Published: 7th October 2019
The restaurant chain PizzaExpress has entered into talks with advisors as it aims to avoid becoming the latest victim of financial pressures within the UK’s casual dining sector.
Businesses in the sector have been struggling to cope financially in recent quarters, with their costs having risen steadily and consumer habits tending towards increasing caution in terms of where and how they spend their money.
Now PizzaExpress bosses are taking advice on what they might do to address a situation that sees their business sitting more than £1 billion in debt.
There are several hundred PizzaExpress outlets across the UK, with the company’s debt pile meaning it has around £1.6 million worth of debt per restaurant.
The business was acquired by a Chinese private equity operation called Hony Capital in 2014, having opened its first restaurant in London in 1965.
With the company having to connect with its creditors to discuss its current financial situation, there are fears that the Italian food chain could soon be heading out of business or struggling to survive.
Earlier this year, the restaurant chain Jamie’s Italian, created by the celebrity chef Jamie Oliver, went into administration and saw the closure of 22 outlets across the country.
Other Italian eatery chains, including Prezzo, have been forced under financial pressures to reduce the number of restaurants they operate, while other well-known casual dining sector brands, including the burger chain Byron, have survived recent financial crises only after entering into Company Voluntary Arrangements (CVAs).
PizzaExpress is among the largest and longest-standing casual dining operations in the UK but its finances have been under pressure for some time, with its chief executive Jinlong Wang saying in a recent statement that he recognises his company has a “critical need to innovate”.
“Intense competition in the causal dining sector encourages innovation and we are constantly seeking ways to increase appeal to new and existing customers,” Mr Wang said after PizzaExpress posted profits down 7.7 per cent for the first half of this year.

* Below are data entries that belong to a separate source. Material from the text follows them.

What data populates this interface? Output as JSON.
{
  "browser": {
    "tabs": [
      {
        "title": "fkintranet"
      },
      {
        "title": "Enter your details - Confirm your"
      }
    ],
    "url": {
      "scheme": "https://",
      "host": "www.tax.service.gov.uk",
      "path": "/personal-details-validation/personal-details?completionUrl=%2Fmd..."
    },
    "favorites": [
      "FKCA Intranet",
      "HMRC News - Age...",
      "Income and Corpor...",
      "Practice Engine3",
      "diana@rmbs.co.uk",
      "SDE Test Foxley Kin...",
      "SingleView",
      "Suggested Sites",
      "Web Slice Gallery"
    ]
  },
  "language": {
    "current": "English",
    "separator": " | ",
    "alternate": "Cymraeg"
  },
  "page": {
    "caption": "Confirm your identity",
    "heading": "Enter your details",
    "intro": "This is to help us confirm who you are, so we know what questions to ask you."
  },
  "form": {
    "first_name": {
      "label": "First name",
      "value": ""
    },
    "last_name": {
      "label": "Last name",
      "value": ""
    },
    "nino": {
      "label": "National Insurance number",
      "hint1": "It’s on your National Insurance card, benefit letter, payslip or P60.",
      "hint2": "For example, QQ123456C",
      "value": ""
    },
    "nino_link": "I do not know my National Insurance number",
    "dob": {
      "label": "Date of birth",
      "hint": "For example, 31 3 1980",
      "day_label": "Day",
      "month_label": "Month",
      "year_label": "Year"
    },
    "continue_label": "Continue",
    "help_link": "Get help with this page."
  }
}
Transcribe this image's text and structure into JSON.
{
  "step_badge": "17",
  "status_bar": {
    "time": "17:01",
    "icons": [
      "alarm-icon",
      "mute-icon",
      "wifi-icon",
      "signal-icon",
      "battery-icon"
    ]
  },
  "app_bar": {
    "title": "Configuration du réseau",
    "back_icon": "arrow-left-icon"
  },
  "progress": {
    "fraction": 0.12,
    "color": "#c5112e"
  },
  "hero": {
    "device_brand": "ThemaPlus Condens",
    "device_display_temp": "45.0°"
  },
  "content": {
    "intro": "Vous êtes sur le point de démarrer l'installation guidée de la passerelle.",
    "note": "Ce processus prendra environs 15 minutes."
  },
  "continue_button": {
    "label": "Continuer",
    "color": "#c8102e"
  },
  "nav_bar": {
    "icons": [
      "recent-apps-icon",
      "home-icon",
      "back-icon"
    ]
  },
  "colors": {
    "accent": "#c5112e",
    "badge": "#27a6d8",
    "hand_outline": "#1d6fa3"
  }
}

“Looking ahead, whilst we expect both the UK and Ireland and International markets to remain challenging, we are confident in our ability to successfully appeal to customers and believe that we will continue to deliver a resilient performance across the remainder of 2019,” he added.